Sift salt, baking soda, and flour. Combine butter, sugar, and egg. Beat with an electric mixer. Gradually add flour until dough mixture pulls away from the sides of the bowl. Split the dough in half and refrigerate for 2 hours. Preheat oven to 375 degrees F. Before rolling out dough, sprinkle surface with powdered sugar. Roll dough into 1/4″ thickness. Cut into desired shapes and place 1″ apart on greased baking sheet. Bake for 8 minutes or until golden brown. Remove cookies.

 

It is a time honored tradition in our family to add sprinkles to the top, but you can add whatever you want to make your cookies festive! We won’t judge you if you eat them all before you get to your party!

Now, please excuse me while I go start my oven and finally get ready for the holidays!

Written by Hayleigh Worgan (with a little help from Member One).

 

Save This Buy That: Saving Money This Holiday Season

The holiday season has officially kicked off – cue our favorite time of the year! Despite it being one of our favorites, spending is at an all-time high. These next few months can potentially take a major toll on your bank account, but with these quick tips – we’ve got your wallet’s back!

Thanksgiving Leftovers
This Thanksgiving, it’s all about taking advantage of those inevitable leftovers. Give those boring turkey sandwiches an upgrade with these budget-friendly and yummy recipes:
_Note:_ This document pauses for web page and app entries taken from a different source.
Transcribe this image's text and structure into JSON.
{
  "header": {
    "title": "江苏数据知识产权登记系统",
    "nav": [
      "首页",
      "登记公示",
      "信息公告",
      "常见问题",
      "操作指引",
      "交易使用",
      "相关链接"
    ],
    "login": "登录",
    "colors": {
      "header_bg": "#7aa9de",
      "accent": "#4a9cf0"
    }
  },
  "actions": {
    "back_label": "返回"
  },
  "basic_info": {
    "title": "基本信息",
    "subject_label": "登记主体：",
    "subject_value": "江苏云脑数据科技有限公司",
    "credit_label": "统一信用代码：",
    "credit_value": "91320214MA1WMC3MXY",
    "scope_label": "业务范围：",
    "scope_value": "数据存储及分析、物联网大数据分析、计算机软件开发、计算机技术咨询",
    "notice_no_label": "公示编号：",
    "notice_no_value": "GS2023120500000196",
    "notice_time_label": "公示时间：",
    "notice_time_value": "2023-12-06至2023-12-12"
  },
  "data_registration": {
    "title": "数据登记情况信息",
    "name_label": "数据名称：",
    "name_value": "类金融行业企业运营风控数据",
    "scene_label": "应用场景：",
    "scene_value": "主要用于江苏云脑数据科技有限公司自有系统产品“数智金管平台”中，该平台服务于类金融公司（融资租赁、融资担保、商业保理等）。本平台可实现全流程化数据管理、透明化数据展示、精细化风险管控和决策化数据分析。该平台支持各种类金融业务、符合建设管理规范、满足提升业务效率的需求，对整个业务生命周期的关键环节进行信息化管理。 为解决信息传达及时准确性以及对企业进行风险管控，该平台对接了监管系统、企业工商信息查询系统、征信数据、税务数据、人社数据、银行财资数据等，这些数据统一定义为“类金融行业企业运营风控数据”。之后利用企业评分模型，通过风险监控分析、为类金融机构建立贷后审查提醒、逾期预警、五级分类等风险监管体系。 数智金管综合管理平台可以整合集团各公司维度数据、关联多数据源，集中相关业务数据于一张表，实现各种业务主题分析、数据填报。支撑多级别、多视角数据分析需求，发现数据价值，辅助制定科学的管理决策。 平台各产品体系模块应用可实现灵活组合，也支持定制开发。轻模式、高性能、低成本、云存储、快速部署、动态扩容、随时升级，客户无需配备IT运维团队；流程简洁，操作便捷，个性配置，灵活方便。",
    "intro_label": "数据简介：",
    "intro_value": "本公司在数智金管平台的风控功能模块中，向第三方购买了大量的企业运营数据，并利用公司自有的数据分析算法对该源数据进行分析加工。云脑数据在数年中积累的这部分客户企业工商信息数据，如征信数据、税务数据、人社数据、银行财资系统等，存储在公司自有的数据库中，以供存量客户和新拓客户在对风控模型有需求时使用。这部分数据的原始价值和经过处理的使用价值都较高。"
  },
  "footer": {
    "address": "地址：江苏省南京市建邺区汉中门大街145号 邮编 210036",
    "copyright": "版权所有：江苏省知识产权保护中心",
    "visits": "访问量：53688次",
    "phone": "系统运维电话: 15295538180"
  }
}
Cranberry Turkey Quesadilla
45¢ per serving

1 wheat tortilla wrap
2 tbsp. cranberry sauce
Leftover turkey
Mozzarella cheese, shredded
1 tsp. balsamic dressing
Ground pepper

Lay wrap out flat. Spread the cranberry sauce over half the wrap and sprinkle ground pepper to taste. Add cheese on top of cranberry sauce.
Top with turkey. Drizzle the balsamic dressing over the turkey and fold the bare end of wrap over filling.
Bring a skillet to medium high. Add cooking spray or olive oil. Gently add the quesadilla to the skillet and let cook on each side for 2 minutes.

LeftoverPieThanksgiving Dinner Pies
59¢ per pie

2 refrigerated pie crusts
Create a fun combination from your leftovers: turkey, stuffing, gravy, mashed potatoes, etc.
1 egg, beaten

Preheat oven to 450 degrees
Use a cup to cut small circles from the pie crusts.
Layer a small amount of the ingredients on the crust (leave room on sides to seal crust). Top with second crust and seal edges with fork.
Poke top twice with fork and brush with egg.

Mashed Potatoes Puffs
13¢ per puff

2 cups mashed potatoes
3 large eggs, beaten
1 cup grated cheddar cheese
1/4 cup minced chives
1/4 cup cooked bacon
Salt & pepper, to taste

Heat oven to 400°F and lightly grease a mini muffin pan.
Mix together potatoes, eggs, 3/4-cup cheese, chives, bacon, salt & pepper.
Place a spoonful of mixture in each muffin cup. Sprinkle tops with remaining cheese.
Bake for 20 minutes or until golden brown.

Want more holiday money-saving tips? Head to SaveThisBuyThat.com!